◆ **How to complete this task**
Look through the records below and copy each line that includes the word "image".
··· Provided entries
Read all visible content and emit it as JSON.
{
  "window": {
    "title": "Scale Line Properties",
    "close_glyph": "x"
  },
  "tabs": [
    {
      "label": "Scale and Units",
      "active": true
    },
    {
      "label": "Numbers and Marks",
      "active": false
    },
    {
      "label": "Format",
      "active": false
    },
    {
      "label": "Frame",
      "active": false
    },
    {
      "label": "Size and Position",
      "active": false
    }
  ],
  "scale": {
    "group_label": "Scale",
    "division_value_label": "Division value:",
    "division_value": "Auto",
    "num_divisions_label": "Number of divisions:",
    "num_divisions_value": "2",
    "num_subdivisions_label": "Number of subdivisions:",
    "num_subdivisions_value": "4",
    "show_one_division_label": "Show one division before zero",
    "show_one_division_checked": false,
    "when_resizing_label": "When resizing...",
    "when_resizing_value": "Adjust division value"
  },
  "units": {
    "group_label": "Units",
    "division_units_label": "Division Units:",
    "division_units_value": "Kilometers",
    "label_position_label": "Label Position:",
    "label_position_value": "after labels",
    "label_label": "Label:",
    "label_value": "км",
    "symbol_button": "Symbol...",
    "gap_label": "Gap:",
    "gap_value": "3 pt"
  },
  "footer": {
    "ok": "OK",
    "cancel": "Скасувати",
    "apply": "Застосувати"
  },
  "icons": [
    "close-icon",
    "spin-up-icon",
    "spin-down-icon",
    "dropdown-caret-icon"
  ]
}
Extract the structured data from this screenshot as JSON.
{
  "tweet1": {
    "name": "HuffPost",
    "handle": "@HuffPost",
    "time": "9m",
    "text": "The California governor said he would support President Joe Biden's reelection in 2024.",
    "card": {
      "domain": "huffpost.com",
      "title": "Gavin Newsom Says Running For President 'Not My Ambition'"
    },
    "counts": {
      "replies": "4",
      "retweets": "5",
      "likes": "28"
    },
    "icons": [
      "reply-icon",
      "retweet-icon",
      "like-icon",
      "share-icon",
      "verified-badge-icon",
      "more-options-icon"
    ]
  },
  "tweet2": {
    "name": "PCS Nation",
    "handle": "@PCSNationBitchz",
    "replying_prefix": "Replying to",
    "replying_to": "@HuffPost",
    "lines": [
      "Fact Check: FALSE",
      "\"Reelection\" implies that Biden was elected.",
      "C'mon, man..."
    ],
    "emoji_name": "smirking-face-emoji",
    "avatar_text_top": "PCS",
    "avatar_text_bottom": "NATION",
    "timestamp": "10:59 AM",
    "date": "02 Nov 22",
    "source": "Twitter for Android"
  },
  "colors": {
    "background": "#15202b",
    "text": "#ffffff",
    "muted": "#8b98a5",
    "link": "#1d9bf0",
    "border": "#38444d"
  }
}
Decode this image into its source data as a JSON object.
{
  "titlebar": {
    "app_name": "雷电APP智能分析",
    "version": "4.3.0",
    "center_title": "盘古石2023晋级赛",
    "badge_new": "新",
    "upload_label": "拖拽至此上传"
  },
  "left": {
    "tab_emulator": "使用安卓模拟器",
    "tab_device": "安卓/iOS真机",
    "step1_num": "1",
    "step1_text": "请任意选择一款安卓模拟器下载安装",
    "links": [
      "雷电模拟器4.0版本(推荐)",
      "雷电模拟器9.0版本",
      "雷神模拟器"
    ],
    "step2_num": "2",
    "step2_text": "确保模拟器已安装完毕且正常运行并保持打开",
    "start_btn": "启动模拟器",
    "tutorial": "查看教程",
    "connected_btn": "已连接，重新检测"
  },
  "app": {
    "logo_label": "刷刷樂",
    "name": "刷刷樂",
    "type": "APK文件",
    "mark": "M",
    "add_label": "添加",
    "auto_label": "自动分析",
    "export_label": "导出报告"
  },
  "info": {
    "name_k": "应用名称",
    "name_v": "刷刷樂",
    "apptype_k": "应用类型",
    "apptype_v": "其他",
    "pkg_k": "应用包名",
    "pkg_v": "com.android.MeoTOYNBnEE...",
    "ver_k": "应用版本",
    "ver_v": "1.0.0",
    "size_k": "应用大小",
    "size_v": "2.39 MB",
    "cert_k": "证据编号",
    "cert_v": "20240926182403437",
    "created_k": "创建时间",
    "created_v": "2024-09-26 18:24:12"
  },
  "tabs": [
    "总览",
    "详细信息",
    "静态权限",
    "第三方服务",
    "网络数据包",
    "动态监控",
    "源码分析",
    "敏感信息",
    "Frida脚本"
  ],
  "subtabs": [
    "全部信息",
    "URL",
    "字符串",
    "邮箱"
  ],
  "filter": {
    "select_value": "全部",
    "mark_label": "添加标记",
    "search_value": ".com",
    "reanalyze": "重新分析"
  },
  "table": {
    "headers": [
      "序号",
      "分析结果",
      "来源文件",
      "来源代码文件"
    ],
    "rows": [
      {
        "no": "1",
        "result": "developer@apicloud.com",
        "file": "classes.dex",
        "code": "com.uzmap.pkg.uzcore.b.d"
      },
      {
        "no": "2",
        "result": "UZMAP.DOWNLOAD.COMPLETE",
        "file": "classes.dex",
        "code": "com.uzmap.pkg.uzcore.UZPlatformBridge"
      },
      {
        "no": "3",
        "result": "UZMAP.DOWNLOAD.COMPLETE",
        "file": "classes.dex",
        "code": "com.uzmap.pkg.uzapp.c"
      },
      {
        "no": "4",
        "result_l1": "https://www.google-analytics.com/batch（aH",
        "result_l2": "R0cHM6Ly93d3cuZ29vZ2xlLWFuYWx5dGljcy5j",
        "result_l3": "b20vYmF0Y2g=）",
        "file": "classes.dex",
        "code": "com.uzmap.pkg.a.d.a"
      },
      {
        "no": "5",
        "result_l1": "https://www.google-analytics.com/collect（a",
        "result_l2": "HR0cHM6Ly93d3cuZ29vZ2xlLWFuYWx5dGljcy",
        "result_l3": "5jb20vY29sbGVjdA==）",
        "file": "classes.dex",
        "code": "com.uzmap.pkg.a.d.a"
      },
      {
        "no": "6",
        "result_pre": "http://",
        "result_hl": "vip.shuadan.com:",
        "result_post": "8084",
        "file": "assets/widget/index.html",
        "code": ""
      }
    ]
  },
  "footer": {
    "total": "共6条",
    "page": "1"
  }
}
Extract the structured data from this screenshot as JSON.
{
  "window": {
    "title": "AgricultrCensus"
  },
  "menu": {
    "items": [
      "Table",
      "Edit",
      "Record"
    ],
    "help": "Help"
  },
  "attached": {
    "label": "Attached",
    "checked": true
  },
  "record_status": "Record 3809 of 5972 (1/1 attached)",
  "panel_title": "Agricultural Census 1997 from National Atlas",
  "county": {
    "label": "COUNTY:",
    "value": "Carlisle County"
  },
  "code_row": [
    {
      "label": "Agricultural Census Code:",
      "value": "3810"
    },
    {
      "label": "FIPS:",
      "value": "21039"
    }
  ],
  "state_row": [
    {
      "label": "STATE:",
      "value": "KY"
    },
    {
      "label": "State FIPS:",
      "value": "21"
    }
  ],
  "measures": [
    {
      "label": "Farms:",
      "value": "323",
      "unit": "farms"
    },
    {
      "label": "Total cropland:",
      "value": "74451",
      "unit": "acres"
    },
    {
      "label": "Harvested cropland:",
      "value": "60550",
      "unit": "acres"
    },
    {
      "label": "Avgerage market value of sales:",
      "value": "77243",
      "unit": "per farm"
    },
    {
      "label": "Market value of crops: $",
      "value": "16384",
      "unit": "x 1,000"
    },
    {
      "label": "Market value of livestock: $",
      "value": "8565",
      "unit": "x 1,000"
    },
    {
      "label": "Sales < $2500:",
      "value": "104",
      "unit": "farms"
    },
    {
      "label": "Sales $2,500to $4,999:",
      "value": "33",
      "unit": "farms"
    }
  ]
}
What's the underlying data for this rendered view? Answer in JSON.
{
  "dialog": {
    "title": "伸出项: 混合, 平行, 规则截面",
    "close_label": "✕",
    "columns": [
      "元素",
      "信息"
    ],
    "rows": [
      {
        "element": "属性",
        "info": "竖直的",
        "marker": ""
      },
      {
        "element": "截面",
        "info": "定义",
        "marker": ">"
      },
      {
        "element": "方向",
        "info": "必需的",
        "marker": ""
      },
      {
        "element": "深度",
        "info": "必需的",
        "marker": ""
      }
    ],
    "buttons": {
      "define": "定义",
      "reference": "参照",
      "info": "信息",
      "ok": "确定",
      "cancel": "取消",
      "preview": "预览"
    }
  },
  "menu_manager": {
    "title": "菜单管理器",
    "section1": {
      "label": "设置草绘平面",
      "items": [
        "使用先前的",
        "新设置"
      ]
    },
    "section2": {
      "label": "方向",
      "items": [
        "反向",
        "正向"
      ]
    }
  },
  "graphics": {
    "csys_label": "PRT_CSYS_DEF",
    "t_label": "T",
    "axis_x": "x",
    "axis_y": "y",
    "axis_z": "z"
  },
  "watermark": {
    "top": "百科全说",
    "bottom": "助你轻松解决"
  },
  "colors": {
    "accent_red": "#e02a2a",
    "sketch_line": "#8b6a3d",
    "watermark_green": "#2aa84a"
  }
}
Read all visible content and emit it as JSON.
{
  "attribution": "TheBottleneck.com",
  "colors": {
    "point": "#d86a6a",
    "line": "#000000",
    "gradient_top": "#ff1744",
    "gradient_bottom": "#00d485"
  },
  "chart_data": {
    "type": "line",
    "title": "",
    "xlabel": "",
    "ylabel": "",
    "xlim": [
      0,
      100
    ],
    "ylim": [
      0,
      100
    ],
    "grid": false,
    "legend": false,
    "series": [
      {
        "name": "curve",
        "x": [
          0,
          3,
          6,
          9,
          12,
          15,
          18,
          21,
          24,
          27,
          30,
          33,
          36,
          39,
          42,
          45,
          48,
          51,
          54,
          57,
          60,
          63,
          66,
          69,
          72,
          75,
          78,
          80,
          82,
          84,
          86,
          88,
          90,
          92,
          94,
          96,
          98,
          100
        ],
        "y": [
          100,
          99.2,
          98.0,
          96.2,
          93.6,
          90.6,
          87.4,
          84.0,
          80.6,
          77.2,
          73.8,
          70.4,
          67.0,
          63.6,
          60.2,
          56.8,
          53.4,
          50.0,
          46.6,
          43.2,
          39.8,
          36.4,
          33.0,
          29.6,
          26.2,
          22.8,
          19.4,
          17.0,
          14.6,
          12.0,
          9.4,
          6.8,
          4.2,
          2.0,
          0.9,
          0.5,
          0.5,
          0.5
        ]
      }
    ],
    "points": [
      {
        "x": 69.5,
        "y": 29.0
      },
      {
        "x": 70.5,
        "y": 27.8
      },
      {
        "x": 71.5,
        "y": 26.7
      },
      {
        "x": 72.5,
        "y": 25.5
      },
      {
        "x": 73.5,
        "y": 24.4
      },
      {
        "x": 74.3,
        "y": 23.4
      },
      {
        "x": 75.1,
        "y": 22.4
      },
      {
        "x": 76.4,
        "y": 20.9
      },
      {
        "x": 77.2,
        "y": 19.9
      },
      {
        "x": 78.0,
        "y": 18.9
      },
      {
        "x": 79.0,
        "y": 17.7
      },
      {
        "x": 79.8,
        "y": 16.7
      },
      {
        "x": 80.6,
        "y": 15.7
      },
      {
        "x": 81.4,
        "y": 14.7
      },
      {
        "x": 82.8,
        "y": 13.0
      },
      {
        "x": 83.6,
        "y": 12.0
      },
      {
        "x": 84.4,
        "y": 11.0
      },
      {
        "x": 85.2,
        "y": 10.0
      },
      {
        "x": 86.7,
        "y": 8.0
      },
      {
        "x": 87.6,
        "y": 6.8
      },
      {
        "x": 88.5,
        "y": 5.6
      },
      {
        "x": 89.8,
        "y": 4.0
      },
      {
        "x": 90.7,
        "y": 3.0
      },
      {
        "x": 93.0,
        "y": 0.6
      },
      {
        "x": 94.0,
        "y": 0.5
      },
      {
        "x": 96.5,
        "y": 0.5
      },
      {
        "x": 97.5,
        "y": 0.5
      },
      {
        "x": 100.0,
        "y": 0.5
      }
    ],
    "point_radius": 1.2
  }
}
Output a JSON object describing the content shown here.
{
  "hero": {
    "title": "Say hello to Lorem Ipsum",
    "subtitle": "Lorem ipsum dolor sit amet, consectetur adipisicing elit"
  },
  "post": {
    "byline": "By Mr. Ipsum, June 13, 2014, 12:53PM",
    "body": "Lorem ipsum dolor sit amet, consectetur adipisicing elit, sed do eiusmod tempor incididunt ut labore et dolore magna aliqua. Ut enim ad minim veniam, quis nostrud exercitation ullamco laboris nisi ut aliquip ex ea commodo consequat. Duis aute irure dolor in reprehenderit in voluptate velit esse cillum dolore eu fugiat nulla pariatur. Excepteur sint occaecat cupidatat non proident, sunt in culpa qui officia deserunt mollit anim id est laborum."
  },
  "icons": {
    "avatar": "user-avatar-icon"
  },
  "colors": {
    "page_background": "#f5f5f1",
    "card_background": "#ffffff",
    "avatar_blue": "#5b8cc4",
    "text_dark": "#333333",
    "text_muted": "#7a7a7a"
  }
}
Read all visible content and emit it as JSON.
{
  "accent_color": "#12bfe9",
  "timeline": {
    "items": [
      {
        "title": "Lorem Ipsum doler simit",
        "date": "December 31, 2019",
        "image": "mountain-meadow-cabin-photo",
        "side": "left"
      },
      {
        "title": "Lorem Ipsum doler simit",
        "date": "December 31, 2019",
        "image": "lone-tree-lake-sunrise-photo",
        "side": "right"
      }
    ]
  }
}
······
◆ **Finished task**
Decode this image into its source data as a JSON object.
        "image": "mountain-meadow-cabin-photo",
        "image": "lone-tree-lake-sunrise-photo",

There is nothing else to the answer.